Back doing what they do best, the newest Gnarwolves album is everything you would expect it to be.
Ever since the flurry of impressive EP’s that this Brighton trio released at the inception of their career, Gnarwolves have been steadily making a name for themselves in the alternative music industry. Associated with a resurgence of punk in the more traditional sense, the three-piece are famed for their fast-paced, short but impressionably lasting songs and this is a trend that they have carried throughout their six-year career.
Outsiders is their most recent effort and opens with Straightjacket which is undoubtedly one of the highlights of the album. The casual, conversational opening perfectly sets the tone for what the audience is to expect from the remainder of the album. The guitar is familiarly crunchy with a distinct twang that further emphasises the stumbling punk-vibe that Gnarwolves embody. The vocals of frontman, Thom Weeks, operate in perfect correlation with the sound he is orchestrating through his guitar – scratchy and agitated – the two instruments are entirely synonymous.
One of the dynamics by which Gnarwolves are also discussed is a plodding melancholy sound that features in tracks such as Talking To Your Ghost (a sound that is certainly reminiscent of early efforts from alt-rock icons, Weezer). The chubby bass-lines and repetitive drum beat couple together to form a rather lethargic sounding rhythm section.
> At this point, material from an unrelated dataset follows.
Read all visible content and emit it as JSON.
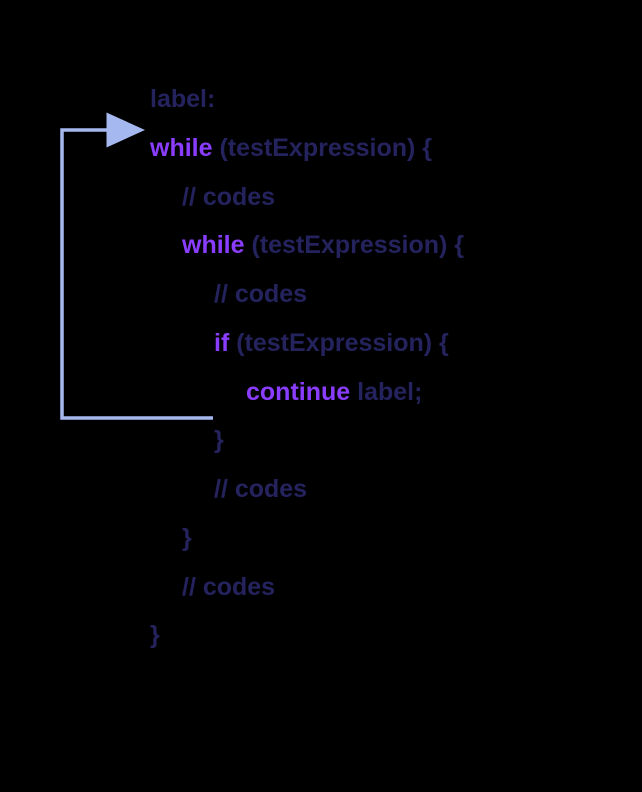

This is not a pejorative statement – there is certainly a romantic element to this auditory homage of 90’s grunge/alt-rock.
There is no denying that Outsiders is a very good album, and Gnarwolves have done a great job in producing it. However, it must be said that there isn’t much evidence of development or artistic growth throughout the tracks on this album. It is true that Gnarwolves have tapped into a sound that works perfectly for them – they are up there with the best in the industry at the moment when it comes to energetic and exciting punk songs. That being said, it is hard to ignore the notion that we have already heard everything on this newest album, just with the slightest of variations.
I’m a big fan of this album, and the short runtime of just 34 minutes makes it incredibly digestible – therefore, I have absolutely no doubt that I will be returning to Outsiders on numerous occasions. I am eager to see what’s next from Gnarwolves, and I hope that we hear them push the limits of the dynamic that they have already mastered – perhaps it would offer something even better and even more exciting.